**Material provided:**
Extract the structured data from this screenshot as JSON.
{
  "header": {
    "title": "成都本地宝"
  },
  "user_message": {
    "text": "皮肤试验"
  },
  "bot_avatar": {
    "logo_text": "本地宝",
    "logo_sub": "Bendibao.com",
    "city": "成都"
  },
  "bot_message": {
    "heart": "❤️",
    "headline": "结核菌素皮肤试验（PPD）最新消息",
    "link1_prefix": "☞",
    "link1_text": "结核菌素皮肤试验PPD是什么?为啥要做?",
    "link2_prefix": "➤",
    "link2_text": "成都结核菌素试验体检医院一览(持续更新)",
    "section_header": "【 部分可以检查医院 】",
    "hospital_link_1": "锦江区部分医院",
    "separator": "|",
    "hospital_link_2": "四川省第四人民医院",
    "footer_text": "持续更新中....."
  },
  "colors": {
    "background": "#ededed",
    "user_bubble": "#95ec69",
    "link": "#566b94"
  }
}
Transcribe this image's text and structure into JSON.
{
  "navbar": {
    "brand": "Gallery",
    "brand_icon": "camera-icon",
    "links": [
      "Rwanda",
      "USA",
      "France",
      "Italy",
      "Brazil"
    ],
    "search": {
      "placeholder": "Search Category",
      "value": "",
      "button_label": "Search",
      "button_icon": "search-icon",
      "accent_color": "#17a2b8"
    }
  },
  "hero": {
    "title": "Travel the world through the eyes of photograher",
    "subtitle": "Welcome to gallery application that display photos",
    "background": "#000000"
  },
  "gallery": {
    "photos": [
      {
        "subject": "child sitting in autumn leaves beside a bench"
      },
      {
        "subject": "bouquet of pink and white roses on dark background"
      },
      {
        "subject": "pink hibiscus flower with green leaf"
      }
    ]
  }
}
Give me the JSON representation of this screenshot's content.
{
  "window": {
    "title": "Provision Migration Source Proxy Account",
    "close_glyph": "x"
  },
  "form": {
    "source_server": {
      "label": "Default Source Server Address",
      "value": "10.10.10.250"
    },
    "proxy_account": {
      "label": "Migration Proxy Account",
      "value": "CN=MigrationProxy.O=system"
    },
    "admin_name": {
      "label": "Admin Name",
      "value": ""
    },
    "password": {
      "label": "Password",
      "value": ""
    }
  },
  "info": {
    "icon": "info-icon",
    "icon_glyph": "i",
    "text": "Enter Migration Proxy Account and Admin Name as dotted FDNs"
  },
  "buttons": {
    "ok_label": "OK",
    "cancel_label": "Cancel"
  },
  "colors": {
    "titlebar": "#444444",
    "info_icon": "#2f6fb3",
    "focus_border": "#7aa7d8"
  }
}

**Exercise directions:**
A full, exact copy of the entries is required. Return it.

**Final answer:**
Extract the structured data from this screenshot as JSON.
{
  "header": {
    "title": "成都本地宝"
  },
  "user_message": {
    "text": "皮肤试验"
  },
  "bot_avatar": {
    "logo_text": "本地宝",
    "logo_sub": "Bendibao.com",
    "city": "成都"
  },
  "bot_message": {
    "heart": "❤️",
    "headline": "结核菌素皮肤试验（PPD）最新消息",
    "link1_prefix": "☞",
    "link1_text": "结核菌素皮肤试验PPD是什么?为啥要做?",
    "link2_prefix": "➤",
    "link2_text": "成都结核菌素试验体检医院一览(持续更新)",
    "section_header": "【 部分可以检查医院 】",
    "hospital_link_1": "锦江区部分医院",
    "separator": "|",
    "hospital_link_2": "四川省第四人民医院",
    "footer_text": "持续更新中....."
  },
  "colors": {
    "background": "#ededed",
    "user_bubble": "#95ec69",
    "link": "#566b94"
  }
}
Transcribe this image's text and structure into JSON.
{
  "navbar": {
    "brand": "Gallery",
    "brand_icon": "camera-icon",
    "links": [
      "Rwanda",
      "USA",
      "France",
      "Italy",
      "Brazil"
    ],
    "search": {
      "placeholder": "Search Category",
      "value": "",
      "button_label": "Search",
      "button_icon": "search-icon",
      "accent_color": "#17a2b8"
    }
  },
  "hero": {
    "title": "Travel the world through the eyes of photograher",
    "subtitle": "Welcome to gallery application that display photos",
    "background": "#000000"
  },
  "gallery": {
    "photos": [
      {
        "subject": "child sitting in autumn leaves beside a bench"
      },
      {
        "subject": "bouquet of pink and white roses on dark background"
      },
      {
        "subject": "pink hibiscus flower with green leaf"
      }
    ]
  }
}
Give me the JSON representation of this screenshot's content.
{
  "window": {
    "title": "Provision Migration Source Proxy Account",
    "close_glyph": "x"
  },
  "form": {
    "source_server": {
      "label": "Default Source Server Address",
      "value": "10.10.10.250"
    },
    "proxy_account": {
      "label": "Migration Proxy Account",
      "value": "CN=MigrationProxy.O=system"
    },
    "admin_name": {
      "label": "Admin Name",
      "value": ""
    },
    "password": {
      "label": "Password",
      "value": ""
    }
  },
  "info": {
    "icon": "info-icon",
    "icon_glyph": "i",
    "text": "Enter Migration Proxy Account and Admin Name as dotted FDNs"
  },
  "buttons": {
    "ok_label": "OK",
    "cancel_label": "Cancel"
  },
  "colors": {
    "titlebar": "#444444",
    "info_icon": "#2f6fb3",
    "focus_border": "#7aa7d8"
  }
}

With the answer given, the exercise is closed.